• WHAT TO DO:
Copy out each line of the listing below in which the string "Sólo" occurs.

• SUPPLIED DATA:
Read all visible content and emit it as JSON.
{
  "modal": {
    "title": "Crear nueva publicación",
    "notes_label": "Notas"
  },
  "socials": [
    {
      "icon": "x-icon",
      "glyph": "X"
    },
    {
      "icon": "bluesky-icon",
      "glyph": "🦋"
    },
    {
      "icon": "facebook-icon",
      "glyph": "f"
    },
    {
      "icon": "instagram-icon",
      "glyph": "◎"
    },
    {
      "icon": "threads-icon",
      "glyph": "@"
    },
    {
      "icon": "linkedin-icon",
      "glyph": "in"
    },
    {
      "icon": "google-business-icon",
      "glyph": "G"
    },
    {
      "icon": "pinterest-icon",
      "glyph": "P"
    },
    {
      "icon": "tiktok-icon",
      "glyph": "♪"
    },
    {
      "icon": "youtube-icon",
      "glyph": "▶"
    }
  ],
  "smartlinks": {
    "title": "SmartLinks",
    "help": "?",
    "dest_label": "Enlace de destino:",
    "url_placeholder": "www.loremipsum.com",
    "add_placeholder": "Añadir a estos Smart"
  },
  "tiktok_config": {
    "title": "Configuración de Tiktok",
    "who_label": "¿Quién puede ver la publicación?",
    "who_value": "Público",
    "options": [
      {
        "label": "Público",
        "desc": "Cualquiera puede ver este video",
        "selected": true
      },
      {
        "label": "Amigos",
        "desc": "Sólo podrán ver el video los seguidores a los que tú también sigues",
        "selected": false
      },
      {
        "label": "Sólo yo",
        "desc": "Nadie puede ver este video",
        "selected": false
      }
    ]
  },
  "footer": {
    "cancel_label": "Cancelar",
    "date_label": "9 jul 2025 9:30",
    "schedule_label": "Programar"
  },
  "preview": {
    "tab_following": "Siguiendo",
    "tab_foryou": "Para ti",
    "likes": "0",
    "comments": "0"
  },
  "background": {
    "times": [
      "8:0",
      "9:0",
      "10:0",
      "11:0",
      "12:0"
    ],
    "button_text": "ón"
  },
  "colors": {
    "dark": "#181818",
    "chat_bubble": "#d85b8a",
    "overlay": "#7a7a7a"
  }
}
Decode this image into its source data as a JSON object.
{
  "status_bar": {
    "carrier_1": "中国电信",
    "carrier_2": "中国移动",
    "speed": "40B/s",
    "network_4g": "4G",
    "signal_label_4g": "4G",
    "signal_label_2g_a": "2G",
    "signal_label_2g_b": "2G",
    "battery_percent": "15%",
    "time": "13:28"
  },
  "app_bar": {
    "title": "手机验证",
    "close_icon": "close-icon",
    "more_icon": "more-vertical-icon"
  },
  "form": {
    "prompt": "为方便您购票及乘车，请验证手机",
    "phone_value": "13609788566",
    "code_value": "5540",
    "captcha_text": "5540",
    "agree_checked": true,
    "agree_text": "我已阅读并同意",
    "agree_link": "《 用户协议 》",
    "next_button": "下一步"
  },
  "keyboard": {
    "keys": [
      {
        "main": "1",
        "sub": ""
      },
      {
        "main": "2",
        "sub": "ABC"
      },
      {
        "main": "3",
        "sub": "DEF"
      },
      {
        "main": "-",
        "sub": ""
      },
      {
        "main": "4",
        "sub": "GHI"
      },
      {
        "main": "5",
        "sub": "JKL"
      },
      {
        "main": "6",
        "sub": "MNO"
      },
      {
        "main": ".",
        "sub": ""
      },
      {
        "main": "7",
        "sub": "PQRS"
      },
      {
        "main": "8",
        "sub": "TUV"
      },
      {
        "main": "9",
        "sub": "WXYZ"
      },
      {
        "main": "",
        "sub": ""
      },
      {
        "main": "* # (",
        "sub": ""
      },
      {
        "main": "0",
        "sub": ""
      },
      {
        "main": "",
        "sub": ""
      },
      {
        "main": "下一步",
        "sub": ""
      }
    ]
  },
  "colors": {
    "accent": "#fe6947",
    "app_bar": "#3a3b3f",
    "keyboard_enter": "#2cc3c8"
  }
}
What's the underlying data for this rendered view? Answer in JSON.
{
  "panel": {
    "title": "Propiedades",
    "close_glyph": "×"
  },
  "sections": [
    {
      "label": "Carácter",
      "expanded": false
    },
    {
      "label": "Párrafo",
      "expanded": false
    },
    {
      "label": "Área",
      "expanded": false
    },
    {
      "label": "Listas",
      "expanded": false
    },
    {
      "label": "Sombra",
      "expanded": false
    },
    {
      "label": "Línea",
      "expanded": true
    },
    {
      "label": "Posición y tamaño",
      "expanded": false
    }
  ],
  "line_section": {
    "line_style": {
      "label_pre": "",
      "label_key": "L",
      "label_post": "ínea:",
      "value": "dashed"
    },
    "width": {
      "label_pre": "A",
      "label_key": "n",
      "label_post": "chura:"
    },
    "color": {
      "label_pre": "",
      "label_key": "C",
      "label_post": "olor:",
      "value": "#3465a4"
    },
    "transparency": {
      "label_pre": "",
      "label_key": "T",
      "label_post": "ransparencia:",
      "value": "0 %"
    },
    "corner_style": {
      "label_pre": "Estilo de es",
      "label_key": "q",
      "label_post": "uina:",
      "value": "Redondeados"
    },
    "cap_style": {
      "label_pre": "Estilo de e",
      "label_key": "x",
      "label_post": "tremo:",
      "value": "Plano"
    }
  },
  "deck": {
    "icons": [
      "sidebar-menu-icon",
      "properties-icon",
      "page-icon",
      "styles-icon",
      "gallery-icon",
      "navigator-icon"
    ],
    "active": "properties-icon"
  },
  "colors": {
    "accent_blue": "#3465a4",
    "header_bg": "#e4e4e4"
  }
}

• ANSWER BOX:
        "desc": "Sólo podrán ver el video los seguidores a los que tú también sigues",
        "label": "Sólo yo",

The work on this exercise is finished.